Poker is a card game that involves forming the best possible poker hand based on the cards you are dealt, to win the pot. The pot is the sum total of all the bets placed by the players in a betting round. The aim is to place bets that the other players are forced to match or raise in order to prevent them from folding their hands. Players can also bluff, which is an attempt to induce the other players to call their bets with weak holdings, to improve your winning chances.
The game requires a high level of discipline and focus, and can help develop perseverance and self-discipline. It also helps to develop critical thinking skills and improve communication skills, as it is a social game that encourages interaction with other players. Moreover, playing poker regularly can aid in improving concentration and reducing stress levels.

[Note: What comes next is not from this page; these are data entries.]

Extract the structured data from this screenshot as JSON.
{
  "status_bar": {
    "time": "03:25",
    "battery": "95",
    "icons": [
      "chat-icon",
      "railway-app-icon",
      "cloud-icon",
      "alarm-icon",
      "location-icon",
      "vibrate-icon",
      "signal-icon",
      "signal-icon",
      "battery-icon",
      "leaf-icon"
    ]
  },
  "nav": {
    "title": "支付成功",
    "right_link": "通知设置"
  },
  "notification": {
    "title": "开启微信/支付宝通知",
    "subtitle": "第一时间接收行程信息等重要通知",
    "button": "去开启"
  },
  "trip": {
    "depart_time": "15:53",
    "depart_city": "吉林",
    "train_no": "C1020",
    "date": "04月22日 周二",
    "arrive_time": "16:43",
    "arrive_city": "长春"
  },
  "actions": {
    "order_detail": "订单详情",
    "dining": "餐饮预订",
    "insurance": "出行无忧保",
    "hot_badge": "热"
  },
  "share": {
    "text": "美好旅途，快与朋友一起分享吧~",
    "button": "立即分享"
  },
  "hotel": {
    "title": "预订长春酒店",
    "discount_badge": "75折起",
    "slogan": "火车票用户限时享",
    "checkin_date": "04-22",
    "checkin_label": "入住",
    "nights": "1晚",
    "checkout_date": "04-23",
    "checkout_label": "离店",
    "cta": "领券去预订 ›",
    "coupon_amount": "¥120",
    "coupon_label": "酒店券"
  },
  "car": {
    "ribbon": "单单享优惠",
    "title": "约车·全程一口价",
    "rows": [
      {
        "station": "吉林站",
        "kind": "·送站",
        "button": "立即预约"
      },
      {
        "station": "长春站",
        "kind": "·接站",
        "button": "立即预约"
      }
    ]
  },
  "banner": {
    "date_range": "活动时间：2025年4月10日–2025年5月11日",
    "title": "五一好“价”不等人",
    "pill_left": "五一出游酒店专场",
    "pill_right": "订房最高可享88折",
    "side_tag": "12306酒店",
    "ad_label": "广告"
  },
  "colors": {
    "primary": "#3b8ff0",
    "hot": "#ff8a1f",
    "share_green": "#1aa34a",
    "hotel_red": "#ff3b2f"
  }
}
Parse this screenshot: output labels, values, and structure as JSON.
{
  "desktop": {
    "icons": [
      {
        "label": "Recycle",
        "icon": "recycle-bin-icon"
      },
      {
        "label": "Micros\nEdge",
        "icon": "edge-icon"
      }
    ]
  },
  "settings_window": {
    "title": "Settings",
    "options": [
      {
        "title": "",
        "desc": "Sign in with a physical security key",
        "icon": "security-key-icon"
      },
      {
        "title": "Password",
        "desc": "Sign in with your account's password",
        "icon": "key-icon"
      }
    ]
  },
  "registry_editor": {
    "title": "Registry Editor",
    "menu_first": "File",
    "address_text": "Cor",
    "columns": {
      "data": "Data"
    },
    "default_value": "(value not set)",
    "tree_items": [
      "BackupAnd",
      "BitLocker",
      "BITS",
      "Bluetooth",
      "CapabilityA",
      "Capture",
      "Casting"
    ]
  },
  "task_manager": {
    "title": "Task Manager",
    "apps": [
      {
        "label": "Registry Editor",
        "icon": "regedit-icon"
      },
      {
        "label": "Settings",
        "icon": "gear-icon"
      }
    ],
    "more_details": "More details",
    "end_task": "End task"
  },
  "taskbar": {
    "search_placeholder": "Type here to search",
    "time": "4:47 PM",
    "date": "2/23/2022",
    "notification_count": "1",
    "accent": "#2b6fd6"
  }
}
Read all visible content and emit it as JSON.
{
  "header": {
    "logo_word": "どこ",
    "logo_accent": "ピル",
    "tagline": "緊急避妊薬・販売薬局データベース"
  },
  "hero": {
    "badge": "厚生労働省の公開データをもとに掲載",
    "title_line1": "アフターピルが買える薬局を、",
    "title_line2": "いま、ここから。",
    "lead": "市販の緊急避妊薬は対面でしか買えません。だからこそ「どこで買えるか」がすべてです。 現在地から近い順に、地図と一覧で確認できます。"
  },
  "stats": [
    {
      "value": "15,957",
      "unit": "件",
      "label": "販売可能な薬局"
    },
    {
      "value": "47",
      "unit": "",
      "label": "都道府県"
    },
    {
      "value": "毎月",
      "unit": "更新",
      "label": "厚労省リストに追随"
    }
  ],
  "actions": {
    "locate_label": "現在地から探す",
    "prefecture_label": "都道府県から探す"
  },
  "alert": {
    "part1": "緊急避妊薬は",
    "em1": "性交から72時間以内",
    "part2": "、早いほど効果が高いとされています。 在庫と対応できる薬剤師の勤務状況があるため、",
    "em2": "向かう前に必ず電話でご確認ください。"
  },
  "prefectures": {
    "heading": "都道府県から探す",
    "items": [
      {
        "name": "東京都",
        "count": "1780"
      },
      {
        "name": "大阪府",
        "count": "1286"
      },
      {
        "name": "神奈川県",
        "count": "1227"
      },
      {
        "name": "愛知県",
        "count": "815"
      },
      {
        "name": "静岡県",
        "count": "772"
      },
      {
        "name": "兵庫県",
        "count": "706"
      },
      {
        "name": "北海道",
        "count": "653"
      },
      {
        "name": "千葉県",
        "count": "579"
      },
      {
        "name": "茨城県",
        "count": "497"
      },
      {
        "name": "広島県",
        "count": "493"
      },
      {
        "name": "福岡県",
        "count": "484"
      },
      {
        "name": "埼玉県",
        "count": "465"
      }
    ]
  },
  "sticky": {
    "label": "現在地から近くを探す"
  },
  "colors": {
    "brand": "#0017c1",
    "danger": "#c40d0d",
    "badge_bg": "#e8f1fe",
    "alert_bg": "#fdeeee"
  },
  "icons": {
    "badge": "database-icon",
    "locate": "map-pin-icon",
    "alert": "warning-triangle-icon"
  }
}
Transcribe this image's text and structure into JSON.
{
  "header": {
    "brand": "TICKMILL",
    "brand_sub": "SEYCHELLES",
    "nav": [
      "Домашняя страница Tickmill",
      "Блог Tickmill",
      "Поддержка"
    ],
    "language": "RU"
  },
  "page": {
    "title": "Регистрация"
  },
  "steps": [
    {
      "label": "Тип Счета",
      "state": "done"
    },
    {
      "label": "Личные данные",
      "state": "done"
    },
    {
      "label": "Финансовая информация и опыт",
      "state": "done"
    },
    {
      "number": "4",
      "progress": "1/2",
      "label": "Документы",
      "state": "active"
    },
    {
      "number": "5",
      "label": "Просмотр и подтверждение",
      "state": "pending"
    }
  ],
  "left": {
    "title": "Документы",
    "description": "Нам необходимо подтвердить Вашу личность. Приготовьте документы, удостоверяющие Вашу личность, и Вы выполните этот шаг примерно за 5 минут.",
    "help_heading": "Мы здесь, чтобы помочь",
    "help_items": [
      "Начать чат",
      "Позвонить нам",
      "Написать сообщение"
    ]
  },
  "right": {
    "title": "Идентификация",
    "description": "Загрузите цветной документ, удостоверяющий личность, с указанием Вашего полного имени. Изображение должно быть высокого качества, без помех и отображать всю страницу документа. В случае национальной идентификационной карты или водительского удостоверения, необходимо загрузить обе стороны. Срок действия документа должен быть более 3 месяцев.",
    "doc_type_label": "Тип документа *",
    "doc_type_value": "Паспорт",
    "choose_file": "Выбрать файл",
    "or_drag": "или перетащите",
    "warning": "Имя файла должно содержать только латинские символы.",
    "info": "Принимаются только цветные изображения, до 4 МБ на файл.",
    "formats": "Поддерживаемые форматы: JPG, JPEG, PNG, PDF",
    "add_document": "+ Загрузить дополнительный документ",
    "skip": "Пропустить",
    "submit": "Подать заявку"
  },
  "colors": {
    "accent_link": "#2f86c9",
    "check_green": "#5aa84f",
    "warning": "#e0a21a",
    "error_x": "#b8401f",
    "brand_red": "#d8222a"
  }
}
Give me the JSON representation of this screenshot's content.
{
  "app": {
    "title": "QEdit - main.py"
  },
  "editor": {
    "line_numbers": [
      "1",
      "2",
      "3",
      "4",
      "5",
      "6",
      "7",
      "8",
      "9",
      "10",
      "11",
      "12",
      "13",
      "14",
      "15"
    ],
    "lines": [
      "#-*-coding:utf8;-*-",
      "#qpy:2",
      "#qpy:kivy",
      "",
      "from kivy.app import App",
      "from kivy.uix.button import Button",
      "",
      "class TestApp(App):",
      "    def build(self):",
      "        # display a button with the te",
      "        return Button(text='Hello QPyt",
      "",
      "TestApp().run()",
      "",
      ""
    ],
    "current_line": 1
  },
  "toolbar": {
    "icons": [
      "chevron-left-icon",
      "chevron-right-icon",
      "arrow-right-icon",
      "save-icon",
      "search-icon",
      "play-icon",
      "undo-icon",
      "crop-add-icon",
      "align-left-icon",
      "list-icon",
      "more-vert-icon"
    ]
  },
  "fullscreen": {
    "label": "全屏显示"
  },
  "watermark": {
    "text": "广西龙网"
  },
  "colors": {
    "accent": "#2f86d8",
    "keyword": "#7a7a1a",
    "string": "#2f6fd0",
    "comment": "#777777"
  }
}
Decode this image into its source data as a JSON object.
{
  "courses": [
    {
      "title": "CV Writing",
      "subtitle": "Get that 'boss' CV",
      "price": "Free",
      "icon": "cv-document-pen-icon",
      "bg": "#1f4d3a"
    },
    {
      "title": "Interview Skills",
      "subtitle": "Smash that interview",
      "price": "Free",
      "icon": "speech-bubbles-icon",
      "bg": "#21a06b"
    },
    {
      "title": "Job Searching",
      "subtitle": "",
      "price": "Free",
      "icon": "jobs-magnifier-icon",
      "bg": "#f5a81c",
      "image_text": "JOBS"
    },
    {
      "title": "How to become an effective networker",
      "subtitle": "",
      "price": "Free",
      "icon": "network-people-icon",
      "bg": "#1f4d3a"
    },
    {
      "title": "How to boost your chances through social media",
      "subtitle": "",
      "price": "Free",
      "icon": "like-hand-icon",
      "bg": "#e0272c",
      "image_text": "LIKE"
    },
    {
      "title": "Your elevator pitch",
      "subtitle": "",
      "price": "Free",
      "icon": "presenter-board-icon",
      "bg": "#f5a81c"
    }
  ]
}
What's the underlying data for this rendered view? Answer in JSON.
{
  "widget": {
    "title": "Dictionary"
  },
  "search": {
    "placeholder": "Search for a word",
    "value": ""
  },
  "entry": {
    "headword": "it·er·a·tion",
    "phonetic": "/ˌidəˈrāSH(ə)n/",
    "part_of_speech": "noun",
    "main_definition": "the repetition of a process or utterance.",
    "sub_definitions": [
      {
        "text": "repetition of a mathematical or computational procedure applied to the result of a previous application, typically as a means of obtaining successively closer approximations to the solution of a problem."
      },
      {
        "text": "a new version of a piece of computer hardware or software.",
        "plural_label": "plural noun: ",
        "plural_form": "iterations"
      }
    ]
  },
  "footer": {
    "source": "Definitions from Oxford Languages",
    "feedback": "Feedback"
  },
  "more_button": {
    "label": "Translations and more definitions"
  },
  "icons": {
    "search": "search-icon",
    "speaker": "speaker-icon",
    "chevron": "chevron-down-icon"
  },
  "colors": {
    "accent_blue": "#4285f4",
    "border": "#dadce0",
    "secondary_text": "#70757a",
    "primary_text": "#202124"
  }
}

Learning the rules of poker is an important first step for any beginner. This includes knowing the different types of poker hands and their rankings. For example, a full house is made up of 3 matching cards of one rank and two matching cards of another rank. A flush is made up of 5 consecutive cards of the same suit. A straight is made up of five cards in a sequence but from more than one suit.
Poker also teaches players to make decisions under uncertainty, which is essential in most areas of life. This can help them be better prepared for the unexpected and become more adaptable to changing circumstances.